This makes sense to me. It's easy to feel a sense of dread or hopelessness from the news. It's perfectly normal to want to know what's going on in the world, but it's nearly impossible to get any kind of idea how we should respond to it from the media. They just report the news from their perspective and we're left to deal with it on our own. Unfortunately, this is how many people get their perspective on the world.
Bryan asked me, "Is this really the way it is out there, in the free world?"
I answered, "Yes, of course, we get the same news. And it's certainly tempting to view the world through their embellished, hyperbolic lens. But what most people don't realize is that we always have a choice on how we're going to look at the world, our lives, and our circumstances."
We allow things happening outside of us to shape how we feel, to shape what emotions we feel. To the point where we can end up not even knowing what we actually feel, because we're so used to other people telling us how we should feel. On top of that, we're all smart enough to realize that we're never hearing the complete truth about anything. There are always two or more sides to every story. I even find myself living with a hands-in-air, shoulders-shrugged, "who-knows-what-the-truth-really-is" kind of stance toward most things. But I don't want to have a "who-knows" kind of attitude toward hope. I want it to be certain.
I'm thankful that my journey has brought me to a place where hope isn't a fingers-crossed, pie-in-the-sky mentality that says, I sure hope things work out. I'm in a place where hope isn't an emotion I'm waiting to knock on my door and makes its home in me. The key for me is to view hope not as an emotion, but rather as a posture I can choose to adopt every minute of every day. Yes, hope is a choice. And I want to be a person of hope, not only because I believe this is how I live out my internalizing of the Good News, but because I'm sick and tired of being the miserable, resentful, cynical, depressed person I've been for most of my life.
While it's taken me a long time to get here, perhaps I can help you get to this place in less time than it took me. So we'll continue next time with the question: What holds us back from hope?

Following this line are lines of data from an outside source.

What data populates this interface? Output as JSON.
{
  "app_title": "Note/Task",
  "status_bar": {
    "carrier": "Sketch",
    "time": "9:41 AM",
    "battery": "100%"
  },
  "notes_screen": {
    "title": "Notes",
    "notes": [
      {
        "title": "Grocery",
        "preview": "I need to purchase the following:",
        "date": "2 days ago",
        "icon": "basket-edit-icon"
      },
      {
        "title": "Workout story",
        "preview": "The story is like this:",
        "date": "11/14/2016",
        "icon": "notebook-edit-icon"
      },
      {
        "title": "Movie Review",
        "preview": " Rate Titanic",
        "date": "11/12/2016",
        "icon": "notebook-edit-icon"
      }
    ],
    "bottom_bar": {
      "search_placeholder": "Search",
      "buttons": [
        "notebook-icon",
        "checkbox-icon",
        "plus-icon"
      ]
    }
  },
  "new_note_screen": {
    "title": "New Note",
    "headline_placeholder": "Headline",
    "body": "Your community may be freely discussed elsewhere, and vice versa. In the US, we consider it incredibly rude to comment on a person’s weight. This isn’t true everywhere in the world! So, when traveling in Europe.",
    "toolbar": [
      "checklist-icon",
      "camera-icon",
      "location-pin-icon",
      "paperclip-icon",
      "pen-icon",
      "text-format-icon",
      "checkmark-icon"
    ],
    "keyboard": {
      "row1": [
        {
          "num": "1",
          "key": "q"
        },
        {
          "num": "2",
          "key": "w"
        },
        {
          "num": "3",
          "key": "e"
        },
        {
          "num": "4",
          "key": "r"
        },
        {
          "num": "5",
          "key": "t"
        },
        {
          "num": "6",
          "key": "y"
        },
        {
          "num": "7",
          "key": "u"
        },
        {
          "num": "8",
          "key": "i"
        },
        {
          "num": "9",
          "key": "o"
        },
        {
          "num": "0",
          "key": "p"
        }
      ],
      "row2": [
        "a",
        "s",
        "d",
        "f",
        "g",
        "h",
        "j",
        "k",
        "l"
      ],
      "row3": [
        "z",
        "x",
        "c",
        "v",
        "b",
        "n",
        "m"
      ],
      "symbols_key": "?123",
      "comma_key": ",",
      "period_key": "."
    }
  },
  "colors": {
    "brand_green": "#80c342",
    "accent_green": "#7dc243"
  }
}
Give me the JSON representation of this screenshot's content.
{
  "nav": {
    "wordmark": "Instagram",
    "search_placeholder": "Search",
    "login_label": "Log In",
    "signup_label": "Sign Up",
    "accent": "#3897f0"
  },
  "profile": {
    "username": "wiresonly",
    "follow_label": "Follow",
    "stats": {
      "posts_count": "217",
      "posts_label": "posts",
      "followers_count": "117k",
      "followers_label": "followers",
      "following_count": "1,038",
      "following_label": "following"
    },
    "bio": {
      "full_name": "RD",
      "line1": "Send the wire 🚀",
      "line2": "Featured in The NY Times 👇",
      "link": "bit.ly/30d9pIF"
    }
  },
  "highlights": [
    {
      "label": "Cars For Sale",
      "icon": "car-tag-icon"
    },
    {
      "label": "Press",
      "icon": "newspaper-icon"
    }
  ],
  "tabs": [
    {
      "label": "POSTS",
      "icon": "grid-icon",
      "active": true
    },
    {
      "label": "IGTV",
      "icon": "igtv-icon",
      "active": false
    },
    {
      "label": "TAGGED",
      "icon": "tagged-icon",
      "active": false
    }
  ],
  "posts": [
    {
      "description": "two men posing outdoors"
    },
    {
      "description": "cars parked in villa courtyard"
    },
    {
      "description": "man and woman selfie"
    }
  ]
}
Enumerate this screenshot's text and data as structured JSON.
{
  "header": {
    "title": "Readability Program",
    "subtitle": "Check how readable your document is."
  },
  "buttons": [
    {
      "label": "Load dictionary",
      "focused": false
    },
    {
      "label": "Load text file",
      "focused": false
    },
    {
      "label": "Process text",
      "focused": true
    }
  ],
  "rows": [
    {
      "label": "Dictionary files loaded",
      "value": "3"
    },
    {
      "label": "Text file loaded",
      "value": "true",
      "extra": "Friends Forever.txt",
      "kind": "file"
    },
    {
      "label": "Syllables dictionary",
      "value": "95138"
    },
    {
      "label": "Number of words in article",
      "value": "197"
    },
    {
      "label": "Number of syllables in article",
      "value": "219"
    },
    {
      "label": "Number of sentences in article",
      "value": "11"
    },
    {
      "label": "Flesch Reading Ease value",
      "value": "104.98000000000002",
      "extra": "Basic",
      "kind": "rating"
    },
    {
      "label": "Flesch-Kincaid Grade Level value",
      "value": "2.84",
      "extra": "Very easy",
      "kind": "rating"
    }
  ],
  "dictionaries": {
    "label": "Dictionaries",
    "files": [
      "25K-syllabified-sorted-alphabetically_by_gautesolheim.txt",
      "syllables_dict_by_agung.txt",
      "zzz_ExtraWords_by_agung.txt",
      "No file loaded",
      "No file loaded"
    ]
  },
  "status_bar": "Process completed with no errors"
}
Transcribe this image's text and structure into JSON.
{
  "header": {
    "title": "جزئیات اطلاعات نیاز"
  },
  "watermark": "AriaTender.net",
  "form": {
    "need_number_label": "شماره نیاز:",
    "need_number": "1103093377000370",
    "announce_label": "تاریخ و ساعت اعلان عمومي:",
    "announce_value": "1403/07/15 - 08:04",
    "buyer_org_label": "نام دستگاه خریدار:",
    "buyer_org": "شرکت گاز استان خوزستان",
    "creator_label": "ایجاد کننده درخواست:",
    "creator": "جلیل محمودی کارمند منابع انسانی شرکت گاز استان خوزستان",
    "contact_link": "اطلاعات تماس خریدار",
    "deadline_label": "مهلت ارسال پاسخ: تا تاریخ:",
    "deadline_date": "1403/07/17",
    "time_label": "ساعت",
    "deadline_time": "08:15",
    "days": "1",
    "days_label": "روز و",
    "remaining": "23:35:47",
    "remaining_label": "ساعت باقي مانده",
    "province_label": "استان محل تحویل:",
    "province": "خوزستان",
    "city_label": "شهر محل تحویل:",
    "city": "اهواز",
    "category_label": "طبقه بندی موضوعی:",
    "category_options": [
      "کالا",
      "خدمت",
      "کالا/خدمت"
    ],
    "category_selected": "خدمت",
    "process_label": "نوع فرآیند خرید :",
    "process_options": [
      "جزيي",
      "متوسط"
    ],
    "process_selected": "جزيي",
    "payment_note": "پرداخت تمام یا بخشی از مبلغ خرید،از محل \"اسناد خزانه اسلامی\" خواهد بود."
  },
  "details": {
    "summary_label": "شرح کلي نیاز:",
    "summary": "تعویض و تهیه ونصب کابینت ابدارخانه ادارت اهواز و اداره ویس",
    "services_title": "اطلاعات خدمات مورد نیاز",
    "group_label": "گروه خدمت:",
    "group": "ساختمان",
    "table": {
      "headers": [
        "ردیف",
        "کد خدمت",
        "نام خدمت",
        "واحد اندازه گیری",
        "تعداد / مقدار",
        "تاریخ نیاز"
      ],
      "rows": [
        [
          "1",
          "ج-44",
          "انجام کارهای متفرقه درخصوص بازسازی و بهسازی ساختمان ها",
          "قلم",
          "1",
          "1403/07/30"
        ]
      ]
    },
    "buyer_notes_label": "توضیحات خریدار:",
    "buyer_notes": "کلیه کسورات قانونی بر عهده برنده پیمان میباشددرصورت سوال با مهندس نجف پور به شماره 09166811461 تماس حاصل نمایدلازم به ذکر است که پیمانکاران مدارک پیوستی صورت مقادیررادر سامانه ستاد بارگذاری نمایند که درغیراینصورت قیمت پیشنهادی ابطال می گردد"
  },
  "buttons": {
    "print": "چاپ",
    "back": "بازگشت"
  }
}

Mark Smeby is a Nashville-based author/musician/speaker who is all about hope—creating products, resources, and live events all focused around the topic of hope. His Live Hope Minute one-year devotional is available for order through livehopenow.com and all major online retailers. The "Live Hope Minute" radio feature, nationally-syndicated on 250 radio outlets in US and Canada is also now available as a free mobile application for both Apple and Android devices, in addition to its availability as a podcast through Apple Podcasts and iHeartRadio. Enter to receive a free copy of the Live Hope Minute devotional and get a free sample of the book, by texting LIVE to 54900 (messaging rates may apply). More information about Mark and his projects can be found at livehopenow.com, facebook.com/Smeby, or twitter.com/msmeby.